“We had a competition one night where the MSU guys had to sing our school song, the Montana guys had to sing the Griz fight song and everyone else had to do theirs,” Jones said. “We went back and forth, telling those guys they should’ve come to MSU and they would say we should’ve came to UM.”
“I like all those guys more than I thought I would (laughs),” added the 6-foot-2, 208-pound Konkol.
Players like Harris and McChesney have competed with each other for more than half their lives. Now Harris, who had a 13-yard interception return for a touchdown in Miles City, has different plans for McChesney.
“I’ve played him since third grade and he he’s never played against me and now he is always joking that he is going to sack me when he’s a Griz,” said the 5-foot-11 McChesney. “We will see about that (laughs).”
Brott’s older brother Wilson and fellow Billings West product is a sophomore tight end for the Bobcats. Konkol is from just up the road and played for former Bobcat running back Eric Kinnaman at Belgrade.
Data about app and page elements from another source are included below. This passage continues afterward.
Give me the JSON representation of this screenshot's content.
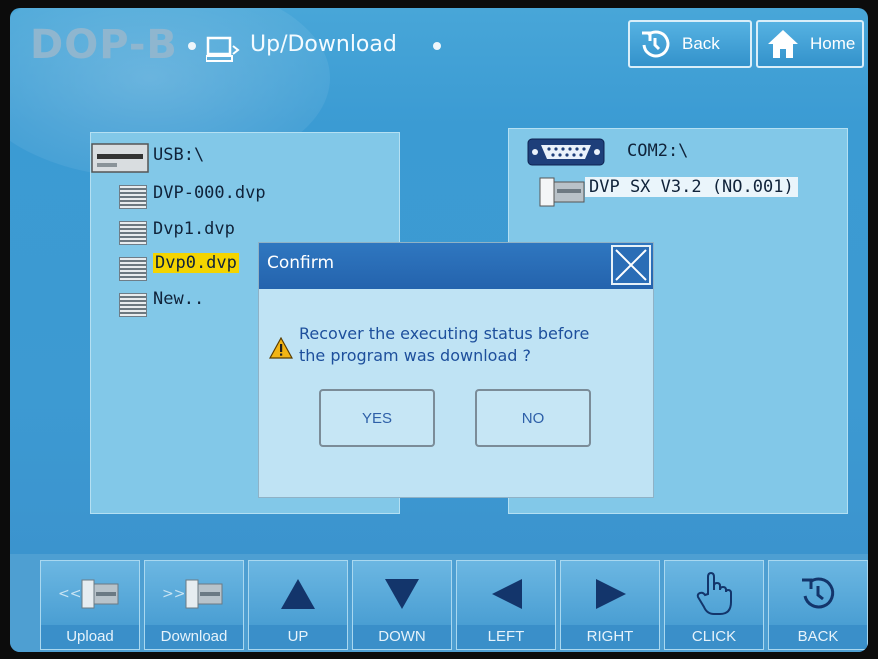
{
  "header": {
    "brand": "DOP-B",
    "screen_title": "Up/Download",
    "back_label": "Back",
    "home_label": "Home"
  },
  "left_panel": {
    "path": "USB:\\",
    "files": [
      {
        "name": "DVP-000.dvp",
        "selected": false
      },
      {
        "name": "Dvp1.dvp",
        "selected": false
      },
      {
        "name": "Dvp0.dvp",
        "selected": true
      },
      {
        "name": "New..",
        "selected": false
      }
    ]
  },
  "right_panel": {
    "path": "COM2:\\",
    "device": "DVP SX V3.2 (NO.001)"
  },
  "dialog": {
    "title": "Confirm",
    "message_line1": "Recover the executing status before",
    "message_line2": "the program was download ?",
    "yes_label": "YES",
    "no_label": "NO"
  },
  "toolbar": {
    "buttons": [
      "Upload",
      "Download",
      "UP",
      "DOWN",
      "LEFT",
      "RIGHT",
      "CLICK",
      "BACK"
    ]
  },
  "colors": {
    "background": "#3d9ad2",
    "panel": "#82c8e8",
    "selected_highlight": "#f4d400",
    "dialog_title_bar": "#2463ad",
    "message_text": "#1d4f9c"
  }
}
Rollins is the son of former Bobcat linebacker Josh Rollins. The Glacier guys have no ties on either side, but Hill admitted he wishes the future Grizzlies who are now his former teammates were future Bobcats.
Ferriter is the one future ‘Cat who some thought might go west. Ferriter’s cousin, Mike — a Helena product who stood out as a UM wide receiver last decade — is now the wide receivers coach for Montana. He recruited his younger cousin. But the success Sean Ferriter, Marcus’ older brother, experienced as a standout Bobcat thrower combined with a top-notch engineering program, brought Marcus to MSU.
“Playing with the Griz kids that one time was fun and a cool deal but…I can’t wait to play against them,” said the 6-foot-4, 227-pound Ferriter.
Twelve of the 13 Big Sky-bound Badlands Bowl players will link up one more time this summer. The East-West Shrine game commences at Memorial Stadium in Great Falls on July 18. Bingham, Daum, Ferriter, Harris, Jones, McChesney, Peoples and Rollins will join future Grizzy Josh Sandry of Bigfork to lead the West. Ryan, Brott and Konkol will join Great Falls CMR and future MSU offensive lineman Bryan Wilkes will lead the East. Strong and future MSU linebacker Walker Cozzie of Helena Capital are alternates.
The trip to the Electric City will be a reunion of sorts for a group that bonded quickly. The very first night in Miles City, a collection of the future Bobcats sat in a hotel room playing video games with the volume turned to the max, competing, joking and laughing with guys they just met. It’s a chemistry each said they hope carries on for the next half decade.
“It was one of the greatest weeks ever just because of the experience,” Jones said. “I got to meet some awesome guys who I will be friends with forever. That first night, we were playing FIFA on the PS4 and we had the volume turned up to 100, just laughing and loving it. Coach Bennett came in and got all mad at us but it was so much fun. We meshed really well. I can’t wait to spend five years with those guys.”
Colter Nuanez can be reached at BobcatBeat56@gmail.com and followed on Twitter @Bobcat_Beat.